Imagine mysterious flying objects flying overhead made to resemble birds, flies, or bees? Drone technology is being spoken about more frequently, especially in the context of surveillance and unmanned military vehicles in warfare.
Drones are quickly gaining popularity for crucial rescue operations, last-mile logistics, videography, and photography, but they also have a dark side. Their use has been reported in corporate espionage, leaving 44% of the demographic of South African employees surveyed by Kaspersky, in fear of their privacy being breached.
Innovative Uses of Drone Technology
Innovative uses of drones include the transportation of organs needed for critical transplants. In 2021, a lung needed for a 63-year-old patient in Canada was transported with a remotely operated drone between two hospitals that were 2 kilometers apart in five minutes. According to an article about the event, the trip was practiced in 2019, 400 times to ensure safe delivery.
Unmanned Aircraft Systems
Drones are generally defined as unmanned aircraft and more formally as unmanned aerial vehicles (UAVs) or unmanned aircraft systems.
They are essentially, flying robots that can be remotely controlled or fly autonomously using software-controlled flight plans in its embedded systems, that work in conjunction with onboard sensors and a global positioning system (GPS). Other modern uses of drones include traffic monitoring, weather monitoring, firefighting and in agriculture.
Bird’s Eye View
In photography, the use of drone technology has opened-up doors of opportunity for creatives to capture angles that would otherwise be highly-technical and challenging to capture without the use of a drone. Aerial view shots have enhanced the visual effects of advertisements, movies and photographs – offering a dynamic new perspective in the way we view the world.
Significant Price Drop
The pricing of drone technology designed for everyday use has also dropped significantly starting from as little as R2000.00 for a basic model with 4K HD camera.

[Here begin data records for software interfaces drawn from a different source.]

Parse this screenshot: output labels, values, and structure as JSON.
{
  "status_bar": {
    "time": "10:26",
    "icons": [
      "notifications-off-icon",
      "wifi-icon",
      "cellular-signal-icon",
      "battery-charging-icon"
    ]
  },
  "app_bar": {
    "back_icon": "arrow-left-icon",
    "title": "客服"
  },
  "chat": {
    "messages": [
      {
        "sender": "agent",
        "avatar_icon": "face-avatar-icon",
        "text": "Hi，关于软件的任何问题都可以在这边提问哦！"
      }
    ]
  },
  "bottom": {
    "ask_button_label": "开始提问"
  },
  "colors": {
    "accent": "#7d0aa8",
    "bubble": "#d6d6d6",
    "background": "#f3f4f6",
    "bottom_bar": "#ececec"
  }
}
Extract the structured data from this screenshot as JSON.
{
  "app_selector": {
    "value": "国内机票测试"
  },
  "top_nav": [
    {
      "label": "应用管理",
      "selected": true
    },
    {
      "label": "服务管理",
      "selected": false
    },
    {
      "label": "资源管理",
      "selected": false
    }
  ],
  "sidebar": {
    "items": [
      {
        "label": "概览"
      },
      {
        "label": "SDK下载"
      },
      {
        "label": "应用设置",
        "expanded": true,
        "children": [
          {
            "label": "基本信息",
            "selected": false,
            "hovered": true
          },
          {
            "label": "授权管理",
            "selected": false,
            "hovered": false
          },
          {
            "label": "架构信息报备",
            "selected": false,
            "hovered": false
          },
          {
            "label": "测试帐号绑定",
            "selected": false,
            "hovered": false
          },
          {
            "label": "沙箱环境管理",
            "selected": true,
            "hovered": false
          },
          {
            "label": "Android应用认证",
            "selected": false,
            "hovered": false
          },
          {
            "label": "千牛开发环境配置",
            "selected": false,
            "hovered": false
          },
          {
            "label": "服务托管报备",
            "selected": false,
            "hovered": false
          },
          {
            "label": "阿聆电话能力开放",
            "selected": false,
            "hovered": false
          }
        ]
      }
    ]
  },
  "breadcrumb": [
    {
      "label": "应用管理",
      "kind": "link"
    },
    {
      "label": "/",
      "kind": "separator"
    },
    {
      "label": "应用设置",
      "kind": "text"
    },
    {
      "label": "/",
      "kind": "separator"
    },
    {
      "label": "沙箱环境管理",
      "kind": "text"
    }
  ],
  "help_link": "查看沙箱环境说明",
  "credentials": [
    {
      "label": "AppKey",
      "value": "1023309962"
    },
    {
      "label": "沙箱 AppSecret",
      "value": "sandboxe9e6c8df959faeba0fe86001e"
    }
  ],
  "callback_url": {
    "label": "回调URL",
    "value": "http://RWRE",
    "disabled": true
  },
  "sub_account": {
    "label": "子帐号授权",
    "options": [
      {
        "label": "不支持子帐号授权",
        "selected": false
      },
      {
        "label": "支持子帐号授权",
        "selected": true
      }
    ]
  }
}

Some are even small enough to safely fly indoors in a room crowded with people.
Drones in Corporate Espionage
Although the use of drones for recreational, and creative use is positive recent statistics released by Kaspersky indicates the prominence of the use of drone technology for surveillance purposes and that South African employees are concerned about being surveyed. According to the results of a recent survey Business Digitisation conducted in the Middle East, Turkey, and Africa region, 44% of employees are afraid of drone spying.
“Our research showed that most business representatives understand the dangers of cyberespionage. Getting information on the tactics, techniques and procedures used by cyber spies helps organisations adapt their defenses and develop countermeasures to thwart these tactics effectively,” comments Andrew Voges, General Manager for Africa, Kaspersky.
Hacking Sensitive Data
The results also indicate that corporate spies and hackers use drones to get trade secrets, confidential information, and other sensitive data from corporations and data centers.
A drone can carry a device for hacking into corporate networks – for instance, a smartphone, a compact computer, or a signal interceptor, and hackers use these devices to access corporate data and disrupt communications. All wireless communication (Wi-Fi, Bluetooth, RFID, etc.) is vulnerable to drone attacks.
Drones take cyberespionage to a whole new level, allowing for perpetrators to access data channels that a traditional off-site hacker could not obtain. In the survey, most often drone spy threat concerns were mentioned by survey respondents in the spheres of IT, manufacturing, and energy.
Fear in the Workplace
Overall, 75% of employees surveyed in South Africa fear cyberespionage within their industry. The most frequent concerns about espionage are that it could lead to organisations losing money (mentioned by 35% of respondents) and intellectual property (29%), as well as harming business reputation (17%).
Threat Intelligence in Countering Cyberespionage
Threat intelligence plays a crucial role in countering cyber espionage by providing actionable insights and proactive measures: continuously monitoring corporate IT systems for signs of espionage-related activities such as reconnaissance and data exfiltration and identifying threat actors.
It provides IP addresses, malware signatures, and patterns of behavior that enable cybersecurity teams to detect and block espionage-related attacks in real-time.